Data to use
# # # # #
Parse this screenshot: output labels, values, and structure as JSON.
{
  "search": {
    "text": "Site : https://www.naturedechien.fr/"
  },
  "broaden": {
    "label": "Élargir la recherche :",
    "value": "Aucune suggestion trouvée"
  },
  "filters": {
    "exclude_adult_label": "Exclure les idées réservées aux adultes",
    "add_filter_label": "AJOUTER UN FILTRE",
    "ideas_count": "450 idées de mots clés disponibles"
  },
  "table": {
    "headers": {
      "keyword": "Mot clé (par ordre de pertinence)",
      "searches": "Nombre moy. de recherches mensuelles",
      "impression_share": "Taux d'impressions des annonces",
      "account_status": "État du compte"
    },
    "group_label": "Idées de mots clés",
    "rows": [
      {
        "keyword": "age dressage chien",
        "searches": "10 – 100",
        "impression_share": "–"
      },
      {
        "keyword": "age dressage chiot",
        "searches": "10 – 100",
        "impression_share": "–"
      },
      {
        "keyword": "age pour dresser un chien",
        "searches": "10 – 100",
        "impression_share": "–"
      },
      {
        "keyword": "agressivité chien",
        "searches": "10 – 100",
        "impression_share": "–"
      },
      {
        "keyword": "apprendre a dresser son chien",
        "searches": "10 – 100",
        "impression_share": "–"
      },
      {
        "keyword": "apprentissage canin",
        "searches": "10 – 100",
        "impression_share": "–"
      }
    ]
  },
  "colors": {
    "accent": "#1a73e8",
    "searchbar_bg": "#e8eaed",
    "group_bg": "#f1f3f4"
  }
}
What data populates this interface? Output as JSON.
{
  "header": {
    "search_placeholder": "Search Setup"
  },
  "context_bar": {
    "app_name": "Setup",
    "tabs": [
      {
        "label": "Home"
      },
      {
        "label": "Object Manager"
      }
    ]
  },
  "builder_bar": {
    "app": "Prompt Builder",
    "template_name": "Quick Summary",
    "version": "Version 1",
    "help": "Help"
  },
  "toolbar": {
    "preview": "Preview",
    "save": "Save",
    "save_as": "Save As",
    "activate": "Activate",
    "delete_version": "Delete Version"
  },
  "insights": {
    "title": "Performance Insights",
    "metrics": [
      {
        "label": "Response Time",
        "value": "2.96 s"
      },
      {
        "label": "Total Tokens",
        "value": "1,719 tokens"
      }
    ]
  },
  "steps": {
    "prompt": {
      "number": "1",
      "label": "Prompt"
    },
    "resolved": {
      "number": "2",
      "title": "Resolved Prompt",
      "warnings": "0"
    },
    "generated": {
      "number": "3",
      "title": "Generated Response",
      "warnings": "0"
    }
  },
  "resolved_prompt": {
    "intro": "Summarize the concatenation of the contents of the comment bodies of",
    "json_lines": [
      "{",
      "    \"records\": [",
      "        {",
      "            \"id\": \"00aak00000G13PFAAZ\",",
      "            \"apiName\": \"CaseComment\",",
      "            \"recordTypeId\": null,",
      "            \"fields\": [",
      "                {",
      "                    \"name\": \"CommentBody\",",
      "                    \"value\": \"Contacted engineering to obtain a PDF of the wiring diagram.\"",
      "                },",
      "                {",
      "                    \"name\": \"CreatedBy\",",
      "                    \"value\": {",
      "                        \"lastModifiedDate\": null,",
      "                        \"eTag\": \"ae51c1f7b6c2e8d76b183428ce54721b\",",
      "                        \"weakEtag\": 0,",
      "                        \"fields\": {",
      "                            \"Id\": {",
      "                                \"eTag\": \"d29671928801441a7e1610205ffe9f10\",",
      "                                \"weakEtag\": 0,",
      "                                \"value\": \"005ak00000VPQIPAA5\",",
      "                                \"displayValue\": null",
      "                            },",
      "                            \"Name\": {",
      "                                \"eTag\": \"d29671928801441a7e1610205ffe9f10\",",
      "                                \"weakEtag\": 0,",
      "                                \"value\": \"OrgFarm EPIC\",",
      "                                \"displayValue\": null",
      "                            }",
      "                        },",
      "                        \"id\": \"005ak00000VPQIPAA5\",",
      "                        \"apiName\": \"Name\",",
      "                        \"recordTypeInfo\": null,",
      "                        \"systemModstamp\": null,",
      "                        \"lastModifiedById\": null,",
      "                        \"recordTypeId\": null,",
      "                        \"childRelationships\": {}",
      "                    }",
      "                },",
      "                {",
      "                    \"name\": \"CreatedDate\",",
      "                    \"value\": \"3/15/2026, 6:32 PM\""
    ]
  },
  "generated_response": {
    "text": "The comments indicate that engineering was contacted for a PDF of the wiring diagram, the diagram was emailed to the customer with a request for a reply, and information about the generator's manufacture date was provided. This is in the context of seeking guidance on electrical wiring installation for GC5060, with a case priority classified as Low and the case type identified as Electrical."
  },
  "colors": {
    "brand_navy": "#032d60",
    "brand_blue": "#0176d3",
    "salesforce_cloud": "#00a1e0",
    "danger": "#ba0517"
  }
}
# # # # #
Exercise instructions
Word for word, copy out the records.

Result
Parse this screenshot: output labels, values, and structure as JSON.
{
  "search": {
    "text": "Site : https://www.naturedechien.fr/"
  },
  "broaden": {
    "label": "Élargir la recherche :",
    "value": "Aucune suggestion trouvée"
  },
  "filters": {
    "exclude_adult_label": "Exclure les idées réservées aux adultes",
    "add_filter_label": "AJOUTER UN FILTRE",
    "ideas_count": "450 idées de mots clés disponibles"
  },
  "table": {
    "headers": {
      "keyword": "Mot clé (par ordre de pertinence)",
      "searches": "Nombre moy. de recherches mensuelles",
      "impression_share": "Taux d'impressions des annonces",
      "account_status": "État du compte"
    },
    "group_label": "Idées de mots clés",
    "rows": [
      {
        "keyword": "age dressage chien",
        "searches": "10 – 100",
        "impression_share": "–"
      },
      {
        "keyword": "age dressage chiot",
        "searches": "10 – 100",
        "impression_share": "–"
      },
      {
        "keyword": "age pour dresser un chien",
        "searches": "10 – 100",
        "impression_share": "–"
      },
      {
        "keyword": "agressivité chien",
        "searches": "10 – 100",
        "impression_share": "–"
      },
      {
        "keyword": "apprendre a dresser son chien",
        "searches": "10 – 100",
        "impression_share": "–"
      },
      {
        "keyword": "apprentissage canin",
        "searches": "10 – 100",
        "impression_share": "–"
      }
    ]
  },
  "colors": {
    "accent": "#1a73e8",
    "searchbar_bg": "#e8eaed",
    "group_bg": "#f1f3f4"
  }
}
What data populates this interface? Output as JSON.
{
  "header": {
    "search_placeholder": "Search Setup"
  },
  "context_bar": {
    "app_name": "Setup",
    "tabs": [
      {
        "label": "Home"
      },
      {
        "label": "Object Manager"
      }
    ]
  },
  "builder_bar": {
    "app": "Prompt Builder",
    "template_name": "Quick Summary",
    "version": "Version 1",
    "help": "Help"
  },
  "toolbar": {
    "preview": "Preview",
    "save": "Save",
    "save_as": "Save As",
    "activate": "Activate",
    "delete_version": "Delete Version"
  },
  "insights": {
    "title": "Performance Insights",
    "metrics": [
      {
        "label": "Response Time",
        "value": "2.96 s"
      },
      {
        "label": "Total Tokens",
        "value": "1,719 tokens"
      }
    ]
  },
  "steps": {
    "prompt": {
      "number": "1",
      "label": "Prompt"
    },
    "resolved": {
      "number": "2",
      "title": "Resolved Prompt",
      "warnings": "0"
    },
    "generated": {
      "number": "3",
      "title": "Generated Response",
      "warnings": "0"
    }
  },
  "resolved_prompt": {
    "intro": "Summarize the concatenation of the contents of the comment bodies of",
    "json_lines": [
      "{",
      "    \"records\": [",
      "        {",
      "            \"id\": \"00aak00000G13PFAAZ\",",
      "            \"apiName\": \"CaseComment\",",
      "            \"recordTypeId\": null,",
      "            \"fields\": [",
      "                {",
      "                    \"name\": \"CommentBody\",",
      "                    \"value\": \"Contacted engineering to obtain a PDF of the wiring diagram.\"",
      "                },",
      "                {",
      "                    \"name\": \"CreatedBy\",",
      "                    \"value\": {",
      "                        \"lastModifiedDate\": null,",
      "                        \"eTag\": \"ae51c1f7b6c2e8d76b183428ce54721b\",",
      "                        \"weakEtag\": 0,",
      "                        \"fields\": {",
      "                            \"Id\": {",
      "                                \"eTag\": \"d29671928801441a7e1610205ffe9f10\",",
      "                                \"weakEtag\": 0,",
      "                                \"value\": \"005ak00000VPQIPAA5\",",
      "                                \"displayValue\": null",
      "                            },",
      "                            \"Name\": {",
      "                                \"eTag\": \"d29671928801441a7e1610205ffe9f10\",",
      "                                \"weakEtag\": 0,",
      "                                \"value\": \"OrgFarm EPIC\",",
      "                                \"displayValue\": null",
      "                            }",
      "                        },",
      "                        \"id\": \"005ak00000VPQIPAA5\",",
      "                        \"apiName\": \"Name\",",
      "                        \"recordTypeInfo\": null,",
      "                        \"systemModstamp\": null,",
      "                        \"lastModifiedById\": null,",
      "                        \"recordTypeId\": null,",
      "                        \"childRelationships\": {}",
      "                    }",
      "                },",
      "                {",
      "                    \"name\": \"CreatedDate\",",
      "                    \"value\": \"3/15/2026, 6:32 PM\""
    ]
  },
  "generated_response": {
    "text": "The comments indicate that engineering was contacted for a PDF of the wiring diagram, the diagram was emailed to the customer with a request for a reply, and information about the generator's manufacture date was provided. This is in the context of seeking guidance on electrical wiring installation for GC5060, with a case priority classified as Low and the case type identified as Electrical."
  },
  "colors": {
    "brand_navy": "#032d60",
    "brand_blue": "#0176d3",
    "salesforce_cloud": "#00a1e0",
    "danger": "#ba0517"
  }
}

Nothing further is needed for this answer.